> **TASK**
Reproduce the data exactly as it stands.

> **EXTRACTED MATERIAL**
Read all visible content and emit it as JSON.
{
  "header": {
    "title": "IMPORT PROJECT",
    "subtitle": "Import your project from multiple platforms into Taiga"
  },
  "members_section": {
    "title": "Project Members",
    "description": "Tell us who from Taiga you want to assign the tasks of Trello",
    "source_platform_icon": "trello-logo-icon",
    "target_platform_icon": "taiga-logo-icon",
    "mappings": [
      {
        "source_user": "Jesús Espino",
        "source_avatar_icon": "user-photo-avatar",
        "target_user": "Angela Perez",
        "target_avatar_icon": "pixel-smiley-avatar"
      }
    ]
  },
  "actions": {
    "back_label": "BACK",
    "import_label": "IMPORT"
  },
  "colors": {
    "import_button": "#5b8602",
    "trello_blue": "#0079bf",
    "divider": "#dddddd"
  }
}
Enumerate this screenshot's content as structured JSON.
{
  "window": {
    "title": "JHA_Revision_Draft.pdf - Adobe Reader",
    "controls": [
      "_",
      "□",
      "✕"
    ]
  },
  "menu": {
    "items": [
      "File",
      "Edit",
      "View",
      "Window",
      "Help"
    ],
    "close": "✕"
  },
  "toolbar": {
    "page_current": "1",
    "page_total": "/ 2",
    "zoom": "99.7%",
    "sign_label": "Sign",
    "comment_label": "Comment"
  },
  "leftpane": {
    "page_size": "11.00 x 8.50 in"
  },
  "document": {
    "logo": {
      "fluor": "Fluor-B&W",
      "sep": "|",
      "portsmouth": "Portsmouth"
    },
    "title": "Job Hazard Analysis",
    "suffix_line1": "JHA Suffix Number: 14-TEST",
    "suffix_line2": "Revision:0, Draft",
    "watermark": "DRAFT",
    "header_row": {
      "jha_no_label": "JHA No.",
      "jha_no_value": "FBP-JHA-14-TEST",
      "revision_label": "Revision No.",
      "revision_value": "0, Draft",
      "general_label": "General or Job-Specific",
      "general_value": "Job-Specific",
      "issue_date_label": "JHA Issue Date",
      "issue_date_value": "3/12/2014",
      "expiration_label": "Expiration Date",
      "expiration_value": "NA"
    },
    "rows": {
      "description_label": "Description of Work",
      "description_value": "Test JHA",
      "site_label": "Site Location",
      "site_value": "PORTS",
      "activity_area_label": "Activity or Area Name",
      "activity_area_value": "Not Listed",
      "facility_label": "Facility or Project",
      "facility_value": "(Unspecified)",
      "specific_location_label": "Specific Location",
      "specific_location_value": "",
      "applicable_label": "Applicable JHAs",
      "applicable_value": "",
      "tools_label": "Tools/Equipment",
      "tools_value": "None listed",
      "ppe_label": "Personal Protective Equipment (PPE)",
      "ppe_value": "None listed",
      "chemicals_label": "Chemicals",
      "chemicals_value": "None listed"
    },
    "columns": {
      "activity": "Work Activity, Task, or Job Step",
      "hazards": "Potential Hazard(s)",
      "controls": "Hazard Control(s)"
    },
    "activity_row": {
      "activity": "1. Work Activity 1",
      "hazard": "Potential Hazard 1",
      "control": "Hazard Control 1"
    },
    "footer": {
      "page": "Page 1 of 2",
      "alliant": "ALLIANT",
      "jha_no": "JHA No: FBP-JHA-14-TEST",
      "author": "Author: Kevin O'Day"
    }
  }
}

> **RESPONSE**
Read all visible content and emit it as JSON.
{
  "header": {
    "title": "IMPORT PROJECT",
    "subtitle": "Import your project from multiple platforms into Taiga"
  },
  "members_section": {
    "title": "Project Members",
    "description": "Tell us who from Taiga you want to assign the tasks of Trello",
    "source_platform_icon": "trello-logo-icon",
    "target_platform_icon": "taiga-logo-icon",
    "mappings": [
      {
        "source_user": "Jesús Espino",
        "source_avatar_icon": "user-photo-avatar",
        "target_user": "Angela Perez",
        "target_avatar_icon": "pixel-smiley-avatar"
      }
    ]
  },
  "actions": {
    "back_label": "BACK",
    "import_label": "IMPORT"
  },
  "colors": {
    "import_button": "#5b8602",
    "trello_blue": "#0079bf",
    "divider": "#dddddd"
  }
}
Enumerate this screenshot's content as structured JSON.
{
  "window": {
    "title": "JHA_Revision_Draft.pdf - Adobe Reader",
    "controls": [
      "_",
      "□",
      "✕"
    ]
  },
  "menu": {
    "items": [
      "File",
      "Edit",
      "View",
      "Window",
      "Help"
    ],
    "close": "✕"
  },
  "toolbar": {
    "page_current": "1",
    "page_total": "/ 2",
    "zoom": "99.7%",
    "sign_label": "Sign",
    "comment_label": "Comment"
  },
  "leftpane": {
    "page_size": "11.00 x 8.50 in"
  },
  "document": {
    "logo": {
      "fluor": "Fluor-B&W",
      "sep": "|",
      "portsmouth": "Portsmouth"
    },
    "title": "Job Hazard Analysis",
    "suffix_line1": "JHA Suffix Number: 14-TEST",
    "suffix_line2": "Revision:0, Draft",
    "watermark": "DRAFT",
    "header_row": {
      "jha_no_label": "JHA No.",
      "jha_no_value": "FBP-JHA-14-TEST",
      "revision_label": "Revision No.",
      "revision_value": "0, Draft",
      "general_label": "General or Job-Specific",
      "general_value": "Job-Specific",
      "issue_date_label": "JHA Issue Date",
      "issue_date_value": "3/12/2014",
      "expiration_label": "Expiration Date",
      "expiration_value": "NA"
    },
    "rows": {
      "description_label": "Description of Work",
      "description_value": "Test JHA",
      "site_label": "Site Location",
      "site_value": "PORTS",
      "activity_area_label": "Activity or Area Name",
      "activity_area_value": "Not Listed",
      "facility_label": "Facility or Project",
      "facility_value": "(Unspecified)",
      "specific_location_label": "Specific Location",
      "specific_location_value": "",
      "applicable_label": "Applicable JHAs",
      "applicable_value": "",
      "tools_label": "Tools/Equipment",
      "tools_value": "None listed",
      "ppe_label": "Personal Protective Equipment (PPE)",
      "ppe_value": "None listed",
      "chemicals_label": "Chemicals",
      "chemicals_value": "None listed"
    },
    "columns": {
      "activity": "Work Activity, Task, or Job Step",
      "hazards": "Potential Hazard(s)",
      "controls": "Hazard Control(s)"
    },
    "activity_row": {
      "activity": "1. Work Activity 1",
      "hazard": "Potential Hazard 1",
      "control": "Hazard Control 1"
    },
    "footer": {
      "page": "Page 1 of 2",
      "alliant": "ALLIANT",
      "jha_no": "JHA No: FBP-JHA-14-TEST",
      "author": "Author: Kevin O'Day"
    }
  }
}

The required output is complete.